Reports from the Earl of Newcastle’s forces in the north

In North East, Yorkshire on January 29 at 11:55 pm

Sunday 29 January 1642/3 || Out of Yorkeshire it is signified, that the Earle of Newcastle hath imprisoned the Lord Savill, and Sir Thomas Gower, who was high Sheriffe of that County the last yeare (and as some say the Earle of Newport also) because they declare, that though they ever intended to maintaine the Kings Prerogative, yet they would not be a meanes to introduce Popery, which they saw the Earle aymed at; but the Earle giveth out (as it is reported) that hee hath restrained them, because they had a designe to apprehend the Queene as soone as she was come into England, and so bring her to the Parliament.¹

It is also informed from thence, that Captaine Fenwick, son unto Sir John Fenwicke, in Northumberland, who had the command of divers Troopes of horse in the Earle of Newcastles Army, bore this Motto in his Corners, For the King and Protestant Religion, Which latter words the Papists not enduring, would have effaced, whereat the Captaine taking distaste, hath deserted the Earle, and carried all his horse along with him to the Lord Fairfaxe. And also that Sir Hugh Cholmley, a Member of the House of Commons, is gotten between Yorke and Durham with his forces, and that they have given a great defeat to some of the Earle of Newcastles Army in that part of the County.

||  Out of Nottinghamshire it is informed, that the Earle of Newcastle tooke great distaste at the Earle of Newport, because he would not conforme himselfe to Popery (which the Earle of Newcastle with might and maine endeavours to set up, for he hath caused Masse to be frequently said at Yorke, and in all quarters) and thereupon he fought to lay hold of him, and commit him, but the Earle of Newport perceiving his intentions, hath deserted him, and is escaped safe to Nottingham. || William Ingler – Certaine Informations (P)

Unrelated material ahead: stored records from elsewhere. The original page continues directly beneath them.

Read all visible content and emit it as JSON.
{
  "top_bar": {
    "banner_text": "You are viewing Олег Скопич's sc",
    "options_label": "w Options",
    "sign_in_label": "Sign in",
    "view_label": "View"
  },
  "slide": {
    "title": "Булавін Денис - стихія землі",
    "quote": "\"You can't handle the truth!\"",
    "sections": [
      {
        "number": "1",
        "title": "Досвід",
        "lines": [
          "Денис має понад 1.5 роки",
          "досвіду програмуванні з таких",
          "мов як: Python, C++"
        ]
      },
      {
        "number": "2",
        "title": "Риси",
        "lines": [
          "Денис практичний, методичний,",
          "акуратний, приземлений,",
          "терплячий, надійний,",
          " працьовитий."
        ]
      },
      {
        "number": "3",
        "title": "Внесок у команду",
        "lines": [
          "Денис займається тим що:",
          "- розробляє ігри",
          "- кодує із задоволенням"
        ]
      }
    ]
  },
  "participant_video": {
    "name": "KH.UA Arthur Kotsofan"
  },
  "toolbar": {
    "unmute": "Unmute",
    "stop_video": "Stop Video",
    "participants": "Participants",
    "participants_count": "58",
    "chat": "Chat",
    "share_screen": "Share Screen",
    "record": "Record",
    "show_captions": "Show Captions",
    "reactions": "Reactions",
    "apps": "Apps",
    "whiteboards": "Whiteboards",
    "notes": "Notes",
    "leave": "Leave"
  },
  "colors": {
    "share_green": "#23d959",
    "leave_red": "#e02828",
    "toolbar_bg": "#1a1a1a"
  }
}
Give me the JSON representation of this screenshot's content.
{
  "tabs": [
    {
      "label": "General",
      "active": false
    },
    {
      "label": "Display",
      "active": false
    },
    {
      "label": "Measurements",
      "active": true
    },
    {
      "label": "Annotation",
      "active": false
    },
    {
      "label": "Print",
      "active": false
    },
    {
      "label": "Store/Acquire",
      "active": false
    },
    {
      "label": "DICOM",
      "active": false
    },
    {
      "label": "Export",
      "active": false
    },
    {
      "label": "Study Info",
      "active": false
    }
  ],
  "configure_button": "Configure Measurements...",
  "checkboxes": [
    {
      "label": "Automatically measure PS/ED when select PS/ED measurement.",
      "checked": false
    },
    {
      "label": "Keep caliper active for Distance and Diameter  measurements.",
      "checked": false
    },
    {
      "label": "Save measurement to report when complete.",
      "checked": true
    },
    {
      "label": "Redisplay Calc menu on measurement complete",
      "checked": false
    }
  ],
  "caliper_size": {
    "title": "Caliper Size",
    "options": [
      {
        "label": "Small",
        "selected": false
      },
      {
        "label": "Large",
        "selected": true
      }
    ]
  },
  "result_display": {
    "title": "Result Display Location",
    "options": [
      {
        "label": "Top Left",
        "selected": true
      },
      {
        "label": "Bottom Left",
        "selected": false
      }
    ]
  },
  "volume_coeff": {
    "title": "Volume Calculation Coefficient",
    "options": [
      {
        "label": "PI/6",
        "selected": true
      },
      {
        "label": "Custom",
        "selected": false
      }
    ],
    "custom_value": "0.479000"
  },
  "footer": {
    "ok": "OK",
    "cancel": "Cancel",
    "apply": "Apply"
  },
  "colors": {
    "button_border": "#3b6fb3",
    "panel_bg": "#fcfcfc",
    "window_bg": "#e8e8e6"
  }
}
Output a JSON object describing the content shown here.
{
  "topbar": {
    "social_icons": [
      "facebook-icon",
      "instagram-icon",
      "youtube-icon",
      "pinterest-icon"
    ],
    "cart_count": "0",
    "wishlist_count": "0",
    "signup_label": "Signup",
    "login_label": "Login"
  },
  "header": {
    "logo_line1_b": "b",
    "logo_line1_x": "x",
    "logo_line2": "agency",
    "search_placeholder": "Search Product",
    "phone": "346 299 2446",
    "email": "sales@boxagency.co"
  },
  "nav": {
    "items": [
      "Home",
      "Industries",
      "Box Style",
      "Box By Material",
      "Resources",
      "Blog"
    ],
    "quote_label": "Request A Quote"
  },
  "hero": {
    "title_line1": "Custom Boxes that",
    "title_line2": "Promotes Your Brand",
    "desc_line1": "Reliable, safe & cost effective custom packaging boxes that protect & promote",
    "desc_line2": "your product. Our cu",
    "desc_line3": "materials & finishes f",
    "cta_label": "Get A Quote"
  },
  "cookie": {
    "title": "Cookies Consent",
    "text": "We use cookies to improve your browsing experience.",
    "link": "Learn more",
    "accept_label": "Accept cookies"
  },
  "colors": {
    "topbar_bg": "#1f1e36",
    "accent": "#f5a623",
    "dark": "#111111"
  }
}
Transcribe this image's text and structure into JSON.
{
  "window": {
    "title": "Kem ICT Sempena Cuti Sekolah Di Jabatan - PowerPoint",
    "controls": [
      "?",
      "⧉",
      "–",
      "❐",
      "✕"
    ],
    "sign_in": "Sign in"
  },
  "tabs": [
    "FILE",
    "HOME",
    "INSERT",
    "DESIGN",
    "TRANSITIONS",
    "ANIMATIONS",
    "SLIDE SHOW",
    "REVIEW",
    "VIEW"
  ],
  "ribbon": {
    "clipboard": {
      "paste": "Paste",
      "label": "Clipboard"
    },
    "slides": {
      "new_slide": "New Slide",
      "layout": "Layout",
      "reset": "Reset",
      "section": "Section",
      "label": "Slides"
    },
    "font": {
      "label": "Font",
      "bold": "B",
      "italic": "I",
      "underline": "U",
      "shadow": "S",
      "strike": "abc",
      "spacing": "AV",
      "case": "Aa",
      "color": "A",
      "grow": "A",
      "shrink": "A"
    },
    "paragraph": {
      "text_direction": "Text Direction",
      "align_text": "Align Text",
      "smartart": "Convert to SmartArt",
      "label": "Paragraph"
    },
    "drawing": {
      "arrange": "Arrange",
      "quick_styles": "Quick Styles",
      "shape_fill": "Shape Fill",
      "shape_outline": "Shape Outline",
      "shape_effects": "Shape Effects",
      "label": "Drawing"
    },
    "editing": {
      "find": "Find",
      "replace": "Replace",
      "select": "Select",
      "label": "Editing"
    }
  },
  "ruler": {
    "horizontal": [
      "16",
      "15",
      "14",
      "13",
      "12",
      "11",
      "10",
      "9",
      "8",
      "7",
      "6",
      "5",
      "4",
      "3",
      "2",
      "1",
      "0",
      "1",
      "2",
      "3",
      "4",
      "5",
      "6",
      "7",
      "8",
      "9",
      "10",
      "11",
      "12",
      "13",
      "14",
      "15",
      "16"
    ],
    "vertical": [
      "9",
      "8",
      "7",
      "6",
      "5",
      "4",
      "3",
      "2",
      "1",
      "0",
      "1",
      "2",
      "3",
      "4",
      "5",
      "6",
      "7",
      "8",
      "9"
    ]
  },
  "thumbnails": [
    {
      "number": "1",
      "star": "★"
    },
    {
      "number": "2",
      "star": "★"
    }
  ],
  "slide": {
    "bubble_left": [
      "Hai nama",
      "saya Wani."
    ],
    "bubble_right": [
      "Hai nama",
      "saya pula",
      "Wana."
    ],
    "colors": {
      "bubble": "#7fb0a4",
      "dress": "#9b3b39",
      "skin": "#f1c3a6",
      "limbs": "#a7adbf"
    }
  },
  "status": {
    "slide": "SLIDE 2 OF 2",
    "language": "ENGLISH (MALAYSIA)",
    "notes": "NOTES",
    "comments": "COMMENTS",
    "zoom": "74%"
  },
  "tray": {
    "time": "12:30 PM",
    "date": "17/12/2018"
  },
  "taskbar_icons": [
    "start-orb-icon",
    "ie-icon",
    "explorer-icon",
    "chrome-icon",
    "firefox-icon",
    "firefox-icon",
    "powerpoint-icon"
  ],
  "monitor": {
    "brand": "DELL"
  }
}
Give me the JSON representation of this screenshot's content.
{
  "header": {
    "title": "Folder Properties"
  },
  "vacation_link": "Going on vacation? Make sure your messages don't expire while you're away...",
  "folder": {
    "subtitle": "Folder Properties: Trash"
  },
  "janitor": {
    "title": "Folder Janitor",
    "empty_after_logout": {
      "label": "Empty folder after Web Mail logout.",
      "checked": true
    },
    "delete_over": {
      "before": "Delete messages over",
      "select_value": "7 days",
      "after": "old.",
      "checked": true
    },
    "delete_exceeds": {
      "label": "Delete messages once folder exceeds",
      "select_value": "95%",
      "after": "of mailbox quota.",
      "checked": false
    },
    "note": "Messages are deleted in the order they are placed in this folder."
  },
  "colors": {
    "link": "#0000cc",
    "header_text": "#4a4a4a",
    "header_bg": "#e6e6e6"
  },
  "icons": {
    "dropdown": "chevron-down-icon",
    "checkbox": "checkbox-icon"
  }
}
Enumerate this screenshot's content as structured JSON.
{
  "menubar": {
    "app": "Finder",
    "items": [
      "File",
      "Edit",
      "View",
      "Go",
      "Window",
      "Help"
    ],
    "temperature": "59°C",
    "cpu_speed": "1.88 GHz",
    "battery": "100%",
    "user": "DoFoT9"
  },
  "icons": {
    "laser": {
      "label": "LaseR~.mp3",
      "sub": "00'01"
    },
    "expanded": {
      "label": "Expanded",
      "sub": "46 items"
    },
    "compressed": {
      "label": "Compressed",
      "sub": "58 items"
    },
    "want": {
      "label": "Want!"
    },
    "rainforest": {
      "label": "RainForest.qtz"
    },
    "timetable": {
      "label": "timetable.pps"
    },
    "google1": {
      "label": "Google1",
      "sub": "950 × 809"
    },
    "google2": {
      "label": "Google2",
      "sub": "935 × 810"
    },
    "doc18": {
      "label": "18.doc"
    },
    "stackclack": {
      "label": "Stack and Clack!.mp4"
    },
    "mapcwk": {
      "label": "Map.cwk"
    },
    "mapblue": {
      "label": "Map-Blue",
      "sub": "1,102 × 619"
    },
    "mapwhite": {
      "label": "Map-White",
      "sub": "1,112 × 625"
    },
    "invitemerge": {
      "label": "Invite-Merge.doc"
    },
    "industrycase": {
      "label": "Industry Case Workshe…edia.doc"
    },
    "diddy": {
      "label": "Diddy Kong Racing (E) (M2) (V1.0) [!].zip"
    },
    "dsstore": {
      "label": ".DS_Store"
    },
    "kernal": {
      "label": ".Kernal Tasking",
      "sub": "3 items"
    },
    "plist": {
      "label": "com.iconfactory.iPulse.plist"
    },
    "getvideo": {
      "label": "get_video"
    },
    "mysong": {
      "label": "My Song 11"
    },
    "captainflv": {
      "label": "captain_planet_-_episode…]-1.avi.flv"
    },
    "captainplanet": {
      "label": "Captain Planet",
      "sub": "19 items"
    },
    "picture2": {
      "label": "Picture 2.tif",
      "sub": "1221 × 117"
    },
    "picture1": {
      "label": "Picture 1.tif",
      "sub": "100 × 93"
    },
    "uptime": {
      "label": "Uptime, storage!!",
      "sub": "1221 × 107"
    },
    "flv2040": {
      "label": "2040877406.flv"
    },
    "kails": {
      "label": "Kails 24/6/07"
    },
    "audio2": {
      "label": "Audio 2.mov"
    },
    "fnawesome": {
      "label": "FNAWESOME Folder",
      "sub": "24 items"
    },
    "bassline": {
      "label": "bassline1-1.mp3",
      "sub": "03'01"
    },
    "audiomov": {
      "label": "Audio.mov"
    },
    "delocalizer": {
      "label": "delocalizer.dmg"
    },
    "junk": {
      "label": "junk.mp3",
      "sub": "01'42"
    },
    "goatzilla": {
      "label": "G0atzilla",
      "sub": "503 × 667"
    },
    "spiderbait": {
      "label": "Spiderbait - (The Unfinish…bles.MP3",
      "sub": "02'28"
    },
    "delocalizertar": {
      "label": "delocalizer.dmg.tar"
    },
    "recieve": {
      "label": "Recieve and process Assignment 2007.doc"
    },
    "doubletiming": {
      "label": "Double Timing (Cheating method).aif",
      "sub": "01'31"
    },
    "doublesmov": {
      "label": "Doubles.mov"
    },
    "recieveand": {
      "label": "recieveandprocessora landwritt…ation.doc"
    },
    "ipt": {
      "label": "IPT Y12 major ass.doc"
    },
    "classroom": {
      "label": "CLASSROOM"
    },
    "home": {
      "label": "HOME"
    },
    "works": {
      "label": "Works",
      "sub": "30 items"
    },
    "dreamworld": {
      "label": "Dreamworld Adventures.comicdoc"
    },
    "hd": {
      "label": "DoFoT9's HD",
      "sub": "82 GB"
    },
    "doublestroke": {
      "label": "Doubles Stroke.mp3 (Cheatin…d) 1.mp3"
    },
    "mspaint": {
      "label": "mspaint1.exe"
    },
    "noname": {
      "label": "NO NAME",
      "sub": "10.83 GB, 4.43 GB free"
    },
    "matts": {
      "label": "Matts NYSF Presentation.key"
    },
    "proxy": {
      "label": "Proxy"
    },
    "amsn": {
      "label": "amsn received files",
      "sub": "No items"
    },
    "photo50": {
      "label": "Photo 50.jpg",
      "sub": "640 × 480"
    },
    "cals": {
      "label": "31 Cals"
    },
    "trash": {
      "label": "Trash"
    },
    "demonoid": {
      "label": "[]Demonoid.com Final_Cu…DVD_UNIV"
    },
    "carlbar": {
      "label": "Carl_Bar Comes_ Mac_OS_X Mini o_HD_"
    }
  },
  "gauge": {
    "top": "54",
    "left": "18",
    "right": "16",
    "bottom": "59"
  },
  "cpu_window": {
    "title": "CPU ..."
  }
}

¹ This was originally reported by the Royalist newsbook Mercurius Aulicus on 17 January.